As the trial of former President Donald J. Trump approaches, there is a “red flag” that could potentially see an appointed federal judge taken off the case.
Former U.S. Attorney Joyce Vance, writing on her Substack page “Civil Discourse,” said that special counsel Jack Smith “made a smart strategic play” when he filed a motion late last month in U.S. District Judge Aileen Cannon’s South Florida courtroom to have Trump’s trial date moved from August to December.
Under the Speedy Trial Act, the government has a 70-day timeframe from arraignment to prosecution.
The act allows for certain periods of “excludable time” and other delays that typically favor the defendant. However, Trump’s legal team is expected to request additional delays, potentially aiming to extend the proceedings beyond the upcoming presidential election year, the outlet added.
“It’s a bit of a double-edged sword for Trump,” Vance noted on her page. “He could agree to the December date, which he won’t do, at least not without the intention of asking for a continuance as that date gets closer. If Trump objects to a December trial and asks for a date after the first of the year, the government will undoubtedly demand a ruling that he cannot use rallies, campaign events, and primary dates as an excuse for further delay.
“Since it would be entirely reasonable, under the government’s proposed schedule, to try the case in December, if Trump asks for additional leeway and the Court grants it, there is no reason it shouldn’t come with conditions that ensure the people get their right to a speedy trial,” she noted further.
Prosecutors are likely to further argue that there is limited justification for Trump to seek a delay in the trial that would extend into late 2024 or beyond.
“Unless Trump can identify one, it would be a red flag if the judge gave Trump preferential treatment, in terms of continuing to delay proceedings while campaigning, that other defendants can’t receive,” Vance wrote.
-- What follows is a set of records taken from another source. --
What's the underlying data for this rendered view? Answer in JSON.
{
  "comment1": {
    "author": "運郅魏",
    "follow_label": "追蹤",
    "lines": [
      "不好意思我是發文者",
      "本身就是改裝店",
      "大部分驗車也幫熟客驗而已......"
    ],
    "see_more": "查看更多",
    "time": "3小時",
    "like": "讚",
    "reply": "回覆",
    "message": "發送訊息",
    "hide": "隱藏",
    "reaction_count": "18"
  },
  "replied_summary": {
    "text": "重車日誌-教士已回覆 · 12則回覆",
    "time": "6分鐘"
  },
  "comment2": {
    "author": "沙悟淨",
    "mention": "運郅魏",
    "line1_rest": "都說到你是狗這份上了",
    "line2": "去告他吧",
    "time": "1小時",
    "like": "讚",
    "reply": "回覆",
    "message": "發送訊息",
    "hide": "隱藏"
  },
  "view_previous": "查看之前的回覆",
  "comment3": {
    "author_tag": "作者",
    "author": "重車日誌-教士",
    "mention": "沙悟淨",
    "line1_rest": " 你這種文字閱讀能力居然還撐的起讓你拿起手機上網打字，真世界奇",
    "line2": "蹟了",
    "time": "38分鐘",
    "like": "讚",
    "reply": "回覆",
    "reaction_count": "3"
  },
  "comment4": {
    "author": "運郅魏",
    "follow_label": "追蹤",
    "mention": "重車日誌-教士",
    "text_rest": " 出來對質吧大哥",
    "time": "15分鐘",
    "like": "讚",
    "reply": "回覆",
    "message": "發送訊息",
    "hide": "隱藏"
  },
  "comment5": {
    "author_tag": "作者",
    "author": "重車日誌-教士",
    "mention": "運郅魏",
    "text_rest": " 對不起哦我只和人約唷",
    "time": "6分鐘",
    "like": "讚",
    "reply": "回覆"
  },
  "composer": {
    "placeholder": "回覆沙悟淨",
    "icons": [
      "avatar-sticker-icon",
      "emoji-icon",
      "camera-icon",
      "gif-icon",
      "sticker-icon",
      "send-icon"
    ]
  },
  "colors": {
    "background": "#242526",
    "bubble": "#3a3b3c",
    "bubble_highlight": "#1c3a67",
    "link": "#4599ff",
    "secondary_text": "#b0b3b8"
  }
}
As part of the discovery process, the government has provided non-classified evidence to defense attorneys. Therefore, any approval of a trial delay by Cannon could draw attention and scrutiny.
“There’s no legitimate reason for an extended delay before trial and certainly no reason to delay it until after the 2024 election, more than a year off,” Vance noted in her assessment. “A ruling to that effect from Judge Cannon would likely provoke renewed concern about her ability to handle the case in a fair and unbiased way.
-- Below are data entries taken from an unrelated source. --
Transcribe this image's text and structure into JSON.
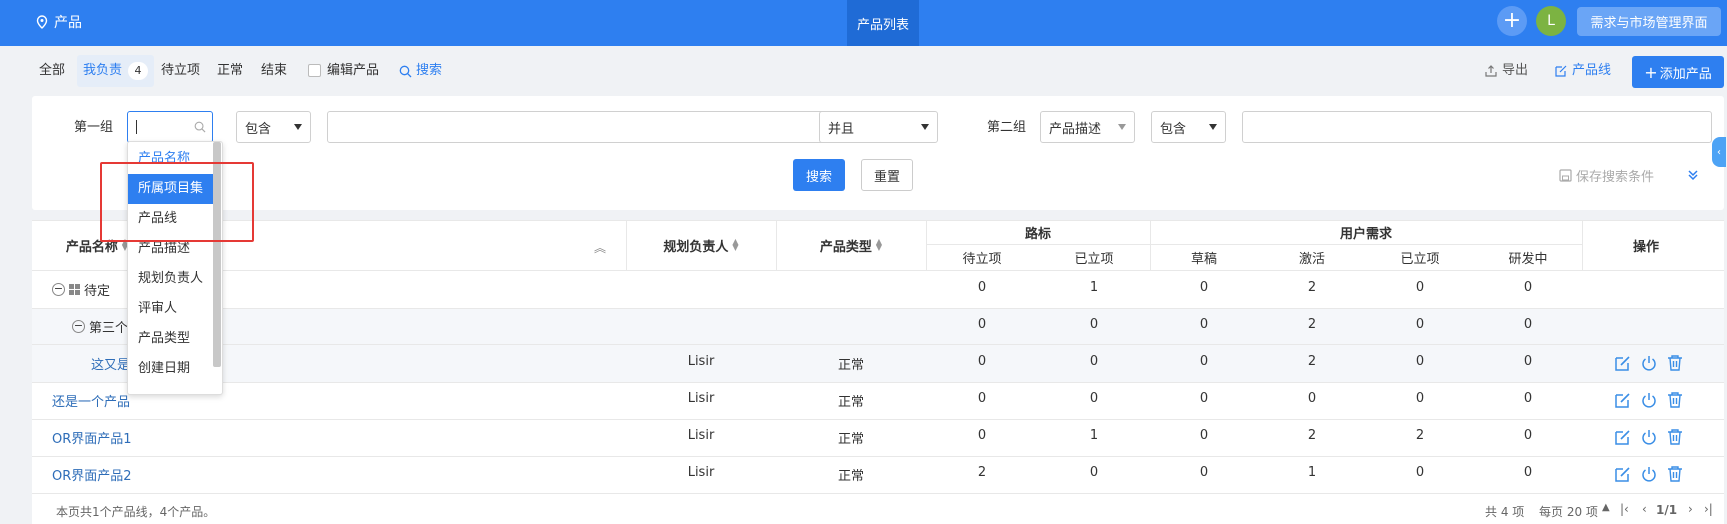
{
  "topbar": {
    "module": "产品",
    "center_tab": "产品列表",
    "plus": "+",
    "avatar": "L",
    "right_button": "需求与市场管理界面"
  },
  "subnav": {
    "all": "全部",
    "mine": "我负责",
    "mine_count": "4",
    "pending": "待立项",
    "normal": "正常",
    "ended": "结束",
    "edit_products": "编辑产品",
    "search": "搜索",
    "export": "导出",
    "product_line": "产品线",
    "add_product": "添加产品"
  },
  "search": {
    "group1": "第一组",
    "field1_value": "",
    "op1": "包含",
    "logic": "并且",
    "group2": "第二组",
    "field2": "产品描述",
    "op2": "包含",
    "search_btn": "搜索",
    "reset_btn": "重置",
    "save_conditions": "保存搜索条件"
  },
  "dropdown": {
    "items": [
      "产品名称",
      "所属项目集",
      "产品线",
      "产品描述",
      "规划负责人",
      "评审人",
      "产品类型",
      "创建日期"
    ],
    "selected": "所属项目集"
  },
  "table": {
    "headers": {
      "name": "产品名称",
      "owner": "规划负责人",
      "type": "产品类型",
      "roadmap": "路标",
      "roadmap_pending": "待立项",
      "roadmap_approved": "已立项",
      "requirements": "用户需求",
      "req_draft": "草稿",
      "req_active": "激活",
      "req_approved": "已立项",
      "req_dev": "研发中",
      "actions": "操作"
    },
    "rows": [
      {
        "name": "待定",
        "owner": "",
        "type": "",
        "rp": "0",
        "ra": "1",
        "d": "0",
        "ac": "2",
        "ap": "0",
        "dv": "0"
      },
      {
        "name": "第三个",
        "owner": "",
        "type": "",
        "rp": "0",
        "ra": "0",
        "d": "0",
        "ac": "2",
        "ap": "0",
        "dv": "0"
      },
      {
        "name": "这又是",
        "owner": "Lisir",
        "type": "正常",
        "rp": "0",
        "ra": "0",
        "d": "0",
        "ac": "2",
        "ap": "0",
        "dv": "0"
      },
      {
        "name": "还是一个产品",
        "owner": "Lisir",
        "type": "正常",
        "rp": "0",
        "ra": "0",
        "d": "0",
        "ac": "0",
        "ap": "0",
        "dv": "0"
      },
      {
        "name": "OR界面产品1",
        "owner": "Lisir",
        "type": "正常",
        "rp": "0",
        "ra": "1",
        "d": "0",
        "ac": "2",
        "ap": "2",
        "dv": "0"
      },
      {
        "name": "OR界面产品2",
        "owner": "Lisir",
        "type": "正常",
        "rp": "2",
        "ra": "0",
        "d": "0",
        "ac": "1",
        "ap": "0",
        "dv": "0"
      }
    ]
  },
  "footer": {
    "summary": "本页共1个产品线，4个产品。",
    "total": "共 4 项",
    "per_page": "每页 20 项",
    "page": "1/1"
  }
}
“Expect Trump to make the motion, but a decision by the judge to move the trial that far off would be unprecedented,” she added.
The outcome rests on whether or not Judge Aileen Cannon grants any leeway when it comes to a possible extension beyond the upcoming presidential election year.